The reason for our presence was to both encourage the family in their activity, and support them when facing the constant struggle with the Israeli settlers and army. The day before our arrival, Abu Tarek had been threatened by an Israeli soldier, and a local settler tries to destroy the community’s livelihood by grazing his own flock on their agricultural land, thus destroying their crop.
Life here begins with the sun, rising to milk the sheep before breakfasting on the delicious bread, freshly baked in a taboon by Abu Tarek’s wife, served with the products of their farming here: warm milk and lebeneh. The lack of electricity means no refrigeration, and so transformation of the milk to a longer-lasting substance is a must.
Whilst out grazing the sheep, Abu Tarek’s concern of the situation here is clear. To avoid problems with the Israeli authorities, he must be careful to not let his sheep drift to the other side of the dirt-track that leads to an Israeli Settler’s farm. Rocks thrown here are to direct and contain the sheep, rather than a resistance of the IDF by the local Shebab.
This dirt-track segregates the hill-top that lies between the land that the Palestinians are authorised to use for grazing, and the land that they can use for cultivation. When pointing-out which parts of the valley he can “safely” use to graze, he neglects the greener, more fertile verdure, which he says have been taken by the Settlers. The Palestinians rarely get the rich-pickings of their own land.
Whilst Abu Tarek is watching over his flock on the rocky hills below the track, I hike further up this hill to ensure that the community’s wheat is not being destroyed by the Settler’s own flock. The panorama from the top of this hill provides a vivid portrayal of the encroachment of the surrounding Israeli settlements, a stark contrast to the restricted development that is afforded to the Palestinians.
The intimidation by the Israelis is ever-present. In one day, less than an hour apart, we were harassed first by an Israeli official, responsible for the management of this land, and then by Israeli soldiers. The official tried to claim that he had seen the Palestinians take their flock onto land that was reserved to the settlers, defining the track as the dividing line. (We had been present all morning and the flock had not crossed the track.)
Later, an army jeep approaches from the Settler’s farm and three young soldiers exit, rifles slung across their chests to confront Abu Tarek & Abu Nassir, the other patriarch of the community. They speak patronisingly to these two dignified men, telling them that they were but “children” here in this land, that this is Jewish land, and that they shouldn’t be grazing their sheep here at all. Their protests seem to fall on deaf ears, despite the earlier altercation with the land-management official. When I ask them to show me a map of the area, defining the division and allocation of the land, they claim not to have one, and promptly leave.

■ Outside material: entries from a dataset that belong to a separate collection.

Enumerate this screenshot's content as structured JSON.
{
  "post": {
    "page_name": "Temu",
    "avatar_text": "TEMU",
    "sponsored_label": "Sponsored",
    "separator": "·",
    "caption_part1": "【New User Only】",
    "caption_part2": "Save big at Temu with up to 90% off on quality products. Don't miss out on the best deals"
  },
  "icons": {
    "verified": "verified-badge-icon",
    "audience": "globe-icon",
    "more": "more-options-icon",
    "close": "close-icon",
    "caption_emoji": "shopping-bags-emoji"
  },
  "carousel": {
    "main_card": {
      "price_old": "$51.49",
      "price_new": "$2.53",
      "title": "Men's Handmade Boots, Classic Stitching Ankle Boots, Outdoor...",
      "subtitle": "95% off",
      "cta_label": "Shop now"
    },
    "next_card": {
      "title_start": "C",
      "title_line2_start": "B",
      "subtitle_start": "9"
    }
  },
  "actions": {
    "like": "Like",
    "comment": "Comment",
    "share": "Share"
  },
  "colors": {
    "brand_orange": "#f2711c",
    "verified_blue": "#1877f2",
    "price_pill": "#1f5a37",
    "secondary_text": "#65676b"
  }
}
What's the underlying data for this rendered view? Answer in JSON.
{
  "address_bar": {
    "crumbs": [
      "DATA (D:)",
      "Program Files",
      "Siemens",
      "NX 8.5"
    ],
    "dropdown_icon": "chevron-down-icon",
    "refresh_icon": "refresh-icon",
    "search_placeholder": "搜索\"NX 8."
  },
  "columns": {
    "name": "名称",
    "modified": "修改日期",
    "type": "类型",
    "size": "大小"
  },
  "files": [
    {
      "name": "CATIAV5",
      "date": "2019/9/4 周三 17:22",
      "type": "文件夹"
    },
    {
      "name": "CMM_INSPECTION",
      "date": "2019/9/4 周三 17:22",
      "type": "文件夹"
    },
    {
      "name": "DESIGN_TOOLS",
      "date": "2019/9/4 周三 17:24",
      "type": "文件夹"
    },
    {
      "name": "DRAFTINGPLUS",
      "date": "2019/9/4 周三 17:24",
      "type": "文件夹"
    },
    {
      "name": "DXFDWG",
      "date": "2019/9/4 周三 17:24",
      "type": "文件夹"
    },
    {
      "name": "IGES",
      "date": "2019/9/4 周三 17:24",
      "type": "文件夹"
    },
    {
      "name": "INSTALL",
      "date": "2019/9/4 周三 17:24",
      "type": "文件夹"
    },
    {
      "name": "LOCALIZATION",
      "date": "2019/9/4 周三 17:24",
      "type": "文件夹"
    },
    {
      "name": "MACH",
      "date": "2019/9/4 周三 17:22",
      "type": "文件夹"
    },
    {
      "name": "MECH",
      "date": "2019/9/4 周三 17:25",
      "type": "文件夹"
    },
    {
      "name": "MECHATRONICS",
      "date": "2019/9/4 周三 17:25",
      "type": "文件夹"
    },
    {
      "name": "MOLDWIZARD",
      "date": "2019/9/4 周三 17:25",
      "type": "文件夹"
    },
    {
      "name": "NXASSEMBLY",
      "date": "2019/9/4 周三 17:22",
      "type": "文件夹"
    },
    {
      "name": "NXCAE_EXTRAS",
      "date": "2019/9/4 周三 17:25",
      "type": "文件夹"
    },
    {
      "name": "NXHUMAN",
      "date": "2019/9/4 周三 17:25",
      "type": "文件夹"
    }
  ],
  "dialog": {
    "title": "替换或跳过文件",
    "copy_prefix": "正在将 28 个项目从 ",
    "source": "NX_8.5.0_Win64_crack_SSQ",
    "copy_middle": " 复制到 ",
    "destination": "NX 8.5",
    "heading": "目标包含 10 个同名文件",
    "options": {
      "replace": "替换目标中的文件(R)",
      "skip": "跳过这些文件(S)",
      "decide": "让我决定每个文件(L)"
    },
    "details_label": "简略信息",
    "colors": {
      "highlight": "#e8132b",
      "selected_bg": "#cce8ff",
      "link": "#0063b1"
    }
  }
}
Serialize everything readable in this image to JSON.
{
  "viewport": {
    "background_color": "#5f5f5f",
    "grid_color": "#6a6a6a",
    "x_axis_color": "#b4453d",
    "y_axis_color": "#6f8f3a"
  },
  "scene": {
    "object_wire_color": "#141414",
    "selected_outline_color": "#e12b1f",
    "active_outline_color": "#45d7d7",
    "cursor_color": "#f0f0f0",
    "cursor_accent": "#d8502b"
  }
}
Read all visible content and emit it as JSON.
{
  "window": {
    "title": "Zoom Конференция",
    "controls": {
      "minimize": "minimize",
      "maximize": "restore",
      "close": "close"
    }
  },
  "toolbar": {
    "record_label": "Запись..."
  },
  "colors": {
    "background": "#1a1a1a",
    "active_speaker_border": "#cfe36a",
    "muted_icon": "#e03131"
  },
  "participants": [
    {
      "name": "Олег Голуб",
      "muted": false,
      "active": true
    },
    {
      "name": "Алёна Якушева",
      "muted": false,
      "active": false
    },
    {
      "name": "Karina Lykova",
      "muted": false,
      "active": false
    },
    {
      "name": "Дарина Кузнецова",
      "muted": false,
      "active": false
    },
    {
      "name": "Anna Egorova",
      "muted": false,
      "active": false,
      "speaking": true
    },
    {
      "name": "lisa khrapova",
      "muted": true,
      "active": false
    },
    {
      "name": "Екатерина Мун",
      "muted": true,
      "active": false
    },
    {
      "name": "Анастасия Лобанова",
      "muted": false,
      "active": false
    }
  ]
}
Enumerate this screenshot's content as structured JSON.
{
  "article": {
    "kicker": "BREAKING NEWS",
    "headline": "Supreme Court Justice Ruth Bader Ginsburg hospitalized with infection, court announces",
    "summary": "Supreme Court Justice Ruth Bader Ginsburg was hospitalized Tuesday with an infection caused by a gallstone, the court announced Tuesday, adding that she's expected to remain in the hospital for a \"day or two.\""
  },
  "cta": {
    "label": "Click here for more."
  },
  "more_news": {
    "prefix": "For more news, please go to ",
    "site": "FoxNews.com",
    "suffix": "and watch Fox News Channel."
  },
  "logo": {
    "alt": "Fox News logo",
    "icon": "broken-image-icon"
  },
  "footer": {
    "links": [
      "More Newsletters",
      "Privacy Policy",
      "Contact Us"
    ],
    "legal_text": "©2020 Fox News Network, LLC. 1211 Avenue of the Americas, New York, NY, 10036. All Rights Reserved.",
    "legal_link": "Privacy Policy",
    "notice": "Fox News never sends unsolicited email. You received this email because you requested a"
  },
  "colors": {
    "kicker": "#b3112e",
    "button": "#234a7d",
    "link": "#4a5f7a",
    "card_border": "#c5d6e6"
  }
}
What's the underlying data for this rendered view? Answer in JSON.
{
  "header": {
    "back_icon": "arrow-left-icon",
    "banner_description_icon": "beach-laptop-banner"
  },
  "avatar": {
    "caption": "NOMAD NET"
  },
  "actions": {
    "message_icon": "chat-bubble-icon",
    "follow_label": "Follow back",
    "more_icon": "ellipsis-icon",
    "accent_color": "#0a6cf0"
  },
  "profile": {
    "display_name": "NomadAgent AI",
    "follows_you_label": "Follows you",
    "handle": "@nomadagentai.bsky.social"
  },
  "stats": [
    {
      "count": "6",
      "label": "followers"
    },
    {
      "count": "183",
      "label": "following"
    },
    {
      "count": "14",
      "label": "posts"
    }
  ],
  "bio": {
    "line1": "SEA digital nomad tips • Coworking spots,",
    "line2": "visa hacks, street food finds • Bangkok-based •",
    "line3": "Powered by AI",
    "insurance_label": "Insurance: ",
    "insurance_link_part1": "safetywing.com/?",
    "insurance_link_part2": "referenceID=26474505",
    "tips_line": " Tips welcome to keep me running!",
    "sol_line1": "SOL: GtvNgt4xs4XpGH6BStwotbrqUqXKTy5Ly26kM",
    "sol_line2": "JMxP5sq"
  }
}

This racial division is also evident when the Palestinians try to address complaints to the police about Settler intrusions or attacks. As this is “Area C”, the police are Israeli. Abu Tarek tells us that when he has telephoned the police, upon hearing his Arabic accent when speaking Hebrew, the operator simply hung-up.
Despite the daily hardships that this family faces, life within their modest home is jovial, soulful and rich, and their welcome is incredibly warm and heart-felt. Whilst I would recommend any international to visit them and help defend their cause, I hope that they will soon no-longer need to welcome us as fighters against the Occupation, and simply as friends.